• App and web page records
+ + + + +

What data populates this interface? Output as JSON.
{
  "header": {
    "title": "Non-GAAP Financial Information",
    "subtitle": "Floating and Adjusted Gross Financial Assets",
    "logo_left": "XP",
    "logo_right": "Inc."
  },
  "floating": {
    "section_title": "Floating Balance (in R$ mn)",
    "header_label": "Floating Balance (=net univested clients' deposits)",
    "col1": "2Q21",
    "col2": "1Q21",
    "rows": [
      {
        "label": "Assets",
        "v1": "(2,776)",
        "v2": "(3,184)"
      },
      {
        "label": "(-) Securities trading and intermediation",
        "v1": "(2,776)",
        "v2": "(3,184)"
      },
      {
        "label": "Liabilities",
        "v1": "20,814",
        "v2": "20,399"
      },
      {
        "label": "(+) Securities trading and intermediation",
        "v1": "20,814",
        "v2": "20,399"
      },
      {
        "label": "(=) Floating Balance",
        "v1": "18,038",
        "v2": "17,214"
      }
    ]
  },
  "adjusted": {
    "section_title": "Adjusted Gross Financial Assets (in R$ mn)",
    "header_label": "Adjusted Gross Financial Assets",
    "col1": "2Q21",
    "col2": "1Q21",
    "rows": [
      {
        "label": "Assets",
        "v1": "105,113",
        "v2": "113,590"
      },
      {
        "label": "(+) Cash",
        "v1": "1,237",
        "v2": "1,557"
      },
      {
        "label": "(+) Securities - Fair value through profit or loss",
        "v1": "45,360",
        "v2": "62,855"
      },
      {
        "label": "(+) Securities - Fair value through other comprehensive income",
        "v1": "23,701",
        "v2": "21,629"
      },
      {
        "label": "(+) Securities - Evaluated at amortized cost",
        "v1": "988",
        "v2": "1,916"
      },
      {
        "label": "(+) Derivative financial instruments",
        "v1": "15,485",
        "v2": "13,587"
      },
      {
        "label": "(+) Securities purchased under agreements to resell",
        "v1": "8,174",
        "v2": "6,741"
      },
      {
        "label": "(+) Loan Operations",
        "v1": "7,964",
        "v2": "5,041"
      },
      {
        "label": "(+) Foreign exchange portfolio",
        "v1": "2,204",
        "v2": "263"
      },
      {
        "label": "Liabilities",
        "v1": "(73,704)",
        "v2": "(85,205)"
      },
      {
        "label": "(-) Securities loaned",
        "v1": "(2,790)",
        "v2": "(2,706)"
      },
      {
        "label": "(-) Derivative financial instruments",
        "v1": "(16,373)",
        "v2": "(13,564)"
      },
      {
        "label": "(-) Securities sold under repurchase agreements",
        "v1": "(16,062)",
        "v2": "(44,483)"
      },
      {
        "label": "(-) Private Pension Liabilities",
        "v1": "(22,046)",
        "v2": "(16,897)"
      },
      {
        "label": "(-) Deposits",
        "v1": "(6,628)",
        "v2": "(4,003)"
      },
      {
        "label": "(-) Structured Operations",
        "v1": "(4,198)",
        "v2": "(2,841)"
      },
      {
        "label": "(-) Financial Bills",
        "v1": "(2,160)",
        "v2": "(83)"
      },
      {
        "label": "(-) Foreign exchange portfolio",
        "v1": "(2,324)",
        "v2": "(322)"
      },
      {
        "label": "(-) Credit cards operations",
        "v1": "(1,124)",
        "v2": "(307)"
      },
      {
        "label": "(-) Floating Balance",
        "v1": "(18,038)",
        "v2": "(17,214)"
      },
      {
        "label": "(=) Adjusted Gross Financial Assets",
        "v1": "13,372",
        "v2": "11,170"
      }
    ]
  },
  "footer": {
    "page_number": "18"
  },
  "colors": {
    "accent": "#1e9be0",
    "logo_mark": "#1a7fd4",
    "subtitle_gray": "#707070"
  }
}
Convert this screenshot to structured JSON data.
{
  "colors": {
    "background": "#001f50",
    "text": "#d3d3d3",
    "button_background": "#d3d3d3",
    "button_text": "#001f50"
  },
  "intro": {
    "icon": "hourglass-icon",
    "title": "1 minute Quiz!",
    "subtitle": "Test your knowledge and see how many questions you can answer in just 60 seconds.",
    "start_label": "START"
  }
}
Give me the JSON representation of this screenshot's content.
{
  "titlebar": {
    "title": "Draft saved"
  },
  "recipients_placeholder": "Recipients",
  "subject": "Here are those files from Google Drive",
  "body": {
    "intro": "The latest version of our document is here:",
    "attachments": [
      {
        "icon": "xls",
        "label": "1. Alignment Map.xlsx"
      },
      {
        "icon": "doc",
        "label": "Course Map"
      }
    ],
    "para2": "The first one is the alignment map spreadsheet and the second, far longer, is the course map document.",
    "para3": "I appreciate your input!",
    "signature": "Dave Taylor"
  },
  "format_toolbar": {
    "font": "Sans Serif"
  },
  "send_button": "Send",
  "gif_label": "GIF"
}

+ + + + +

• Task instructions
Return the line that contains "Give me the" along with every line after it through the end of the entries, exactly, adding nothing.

• Written solution
Give me the JSON representation of this screenshot's content.
{
  "titlebar": {
    "title": "Draft saved"
  },
  "recipients_placeholder": "Recipients",
  "subject": "Here are those files from Google Drive",
  "body": {
    "intro": "The latest version of our document is here:",
    "attachments": [
      {
        "icon": "xls",
        "label": "1. Alignment Map.xlsx"
      },
      {
        "icon": "doc",
        "label": "Course Map"
      }
    ],
    "para2": "The first one is the alignment map spreadsheet and the second, far longer, is the course map document.",
    "para3": "I appreciate your input!",
    "signature": "Dave Taylor"
  },
  "format_toolbar": {
    "font": "Sans Serif"
  },
  "send_button": "Send",
  "gif_label": "GIF"
}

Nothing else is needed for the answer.